Golf’s revised calendar means cold November winds will replace the usually pleasant conditions that come with the tournament’s normal April start and its spring bouquet of blooming azaleas, and, for the first time ever, no ‘patrons’ will line the fairways at Augusta.
Thankfully though, one of the great Masters traditions remains: The Masters Champions Dinner.
In a custom that began in 1952 with defending champion Ben Hogan, every year past Masters winners sit down together at Augusta on the Tuesday night before the tournament starts for a meal, with the menu chosen by the reigning champion.
Members of the Masters Club are the only people invited to attend, an elite group that includes past Masters Champions and the Club Chairman – a very exclusive club that all golfers would love to belong.
This year’s Champions Dinner will take place on November 10, two days before the season’s final major tees off.
Choosing the menu for the fifth time in his career is Tiger Woods, who triumphed in iconic fashion last year and is 25/1 in the golf betting to win again this year.
Woods’ has opted to serve sushi and sashimi to start, steak and chicken fajitas for the main course followed by strawberry and vanilla milkshakes.
It’s a fun menu, and while he has already served all those dishes in previous menus, it must be difficult to come up with something new when you’ve hosted the dinner five times. (Maybe a pre-Thanksgiving dinner of turkey would’ve hit the spot).
In 1998, after his first Masters win, Tiger served cheeseburgers and chicken sandwiches, French fries, and the milkshakes that he is bringing back this year.
Sushi and sashimi kicked off his 2002 and 2003 menus, which both also included porterhouse steak and chocolate cake.
And in 2006, Woods went for a Tex-Mex theme featuring stuffed jalapenos and quesadillas to start, those steak and chicken fajitas that return this year, and apple pie and ice cream for dessert.
Woods’ menus follow a Champions Dinner trend, in that they convey a real sense of national pride as the majority of champions choose to serve traditional food from their home country.
Back in 1986, Bernhard Langer was one of the first players to really personalize the Champions Dinner menu when he chose wiener schnitzel (breaded veal) and Black Forest cake, a pair of German favorites.

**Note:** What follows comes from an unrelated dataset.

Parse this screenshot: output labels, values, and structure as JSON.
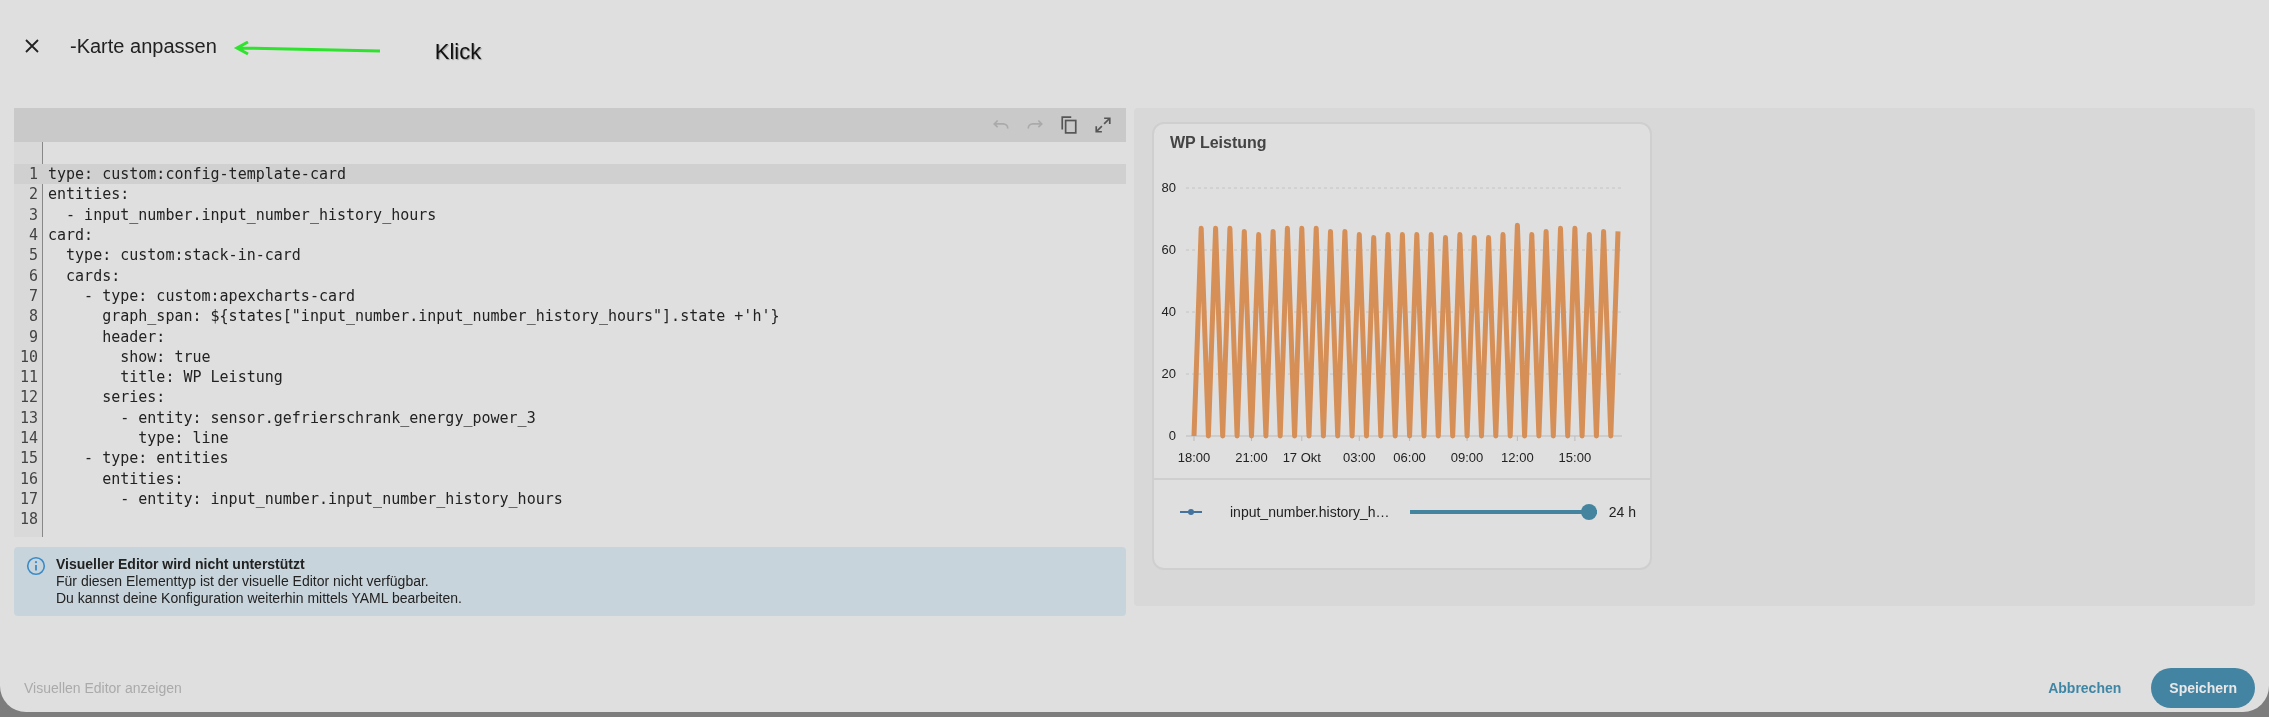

From Down Under, in 2014, Adam Scott flew in his personal preferences from Australia to accompany the New York strip steak – Moreton Bay Bugs. The name did not sound appetizing, but he claimed they’re just insect-like lobsters.

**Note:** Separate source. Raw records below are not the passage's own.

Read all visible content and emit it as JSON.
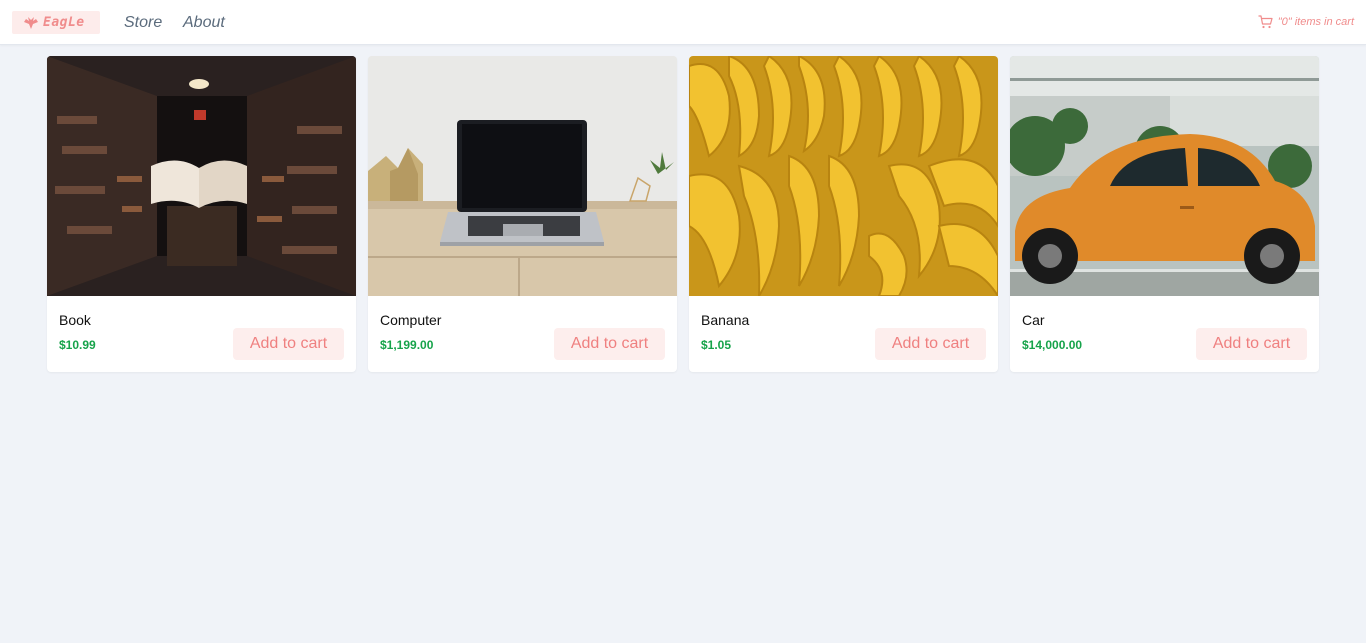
{
  "header": {
    "brand": "EagLe",
    "nav": [
      {
        "label": "Store"
      },
      {
        "label": "About"
      }
    ],
    "cart": {
      "text": "\"0\" items in cart",
      "icon": "cart-icon"
    }
  },
  "colors": {
    "accent": "#f08c8c",
    "price": "#16a34a",
    "background": "#f0f3f8"
  },
  "products": [
    {
      "name": "Book",
      "price": "$10.99",
      "button": "Add to cart",
      "image": "book-library-photo"
    },
    {
      "name": "Computer",
      "price": "$1,199.00",
      "button": "Add to cart",
      "image": "laptop-desk-photo"
    },
    {
      "name": "Banana",
      "price": "$1.05",
      "button": "Add to cart",
      "image": "bananas-photo"
    },
    {
      "name": "Car",
      "price": "$14,000.00",
      "button": "Add to cart",
      "image": "orange-beetle-car-photo"
    }
  ]
}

As the only Canadian to win a major championship, Mike Weir, in 2004, served up a lot of big game from the Great White North as elk and wild boar were the main courses. For the less adventurous foods, there was also fried chicken and filet mignon. And naturally a selection of Canadian beer.
Charl Schwartzel’s 2012 menu featured a chilled seafood bar, biltong sticks and a traditional South African “braai” – a barbecue that included lamb chops, steaks and sausages.
American winners like Fred Couples have honored their heritage.
In 1993 Freddie paid homage to his Italian roots by serving chicken cacciatore with spaghetti on the side (his paternal grandparents immigrated from Italy and changed their last name from Coppola).
These menus certainly provide us an insight into who these players are and where they come from.
Bubba Watson’s 2013 menu was the Champions Dinner’s nadir. The left-hander from Florida served Caesar salad, grilled chicken breast with corn and mashed potatoes and confetti cake for dessert, which Nick Faldo described as a “happy meal.”
For what it’s worth, Faldo served tomato soup and fish and chips when he was the champion in 1997.
Undeterred by Faldo’s criticism, however, Watson brought back the exact same menu when he won the Masters again two years later.
At a time when most golfers are incredibly carefully managed, and unlikely to open up about anything more interesting than clubhead speeds and pace of play, their chosen menu offers a rare glimpse of what makes a champion’s mouth water.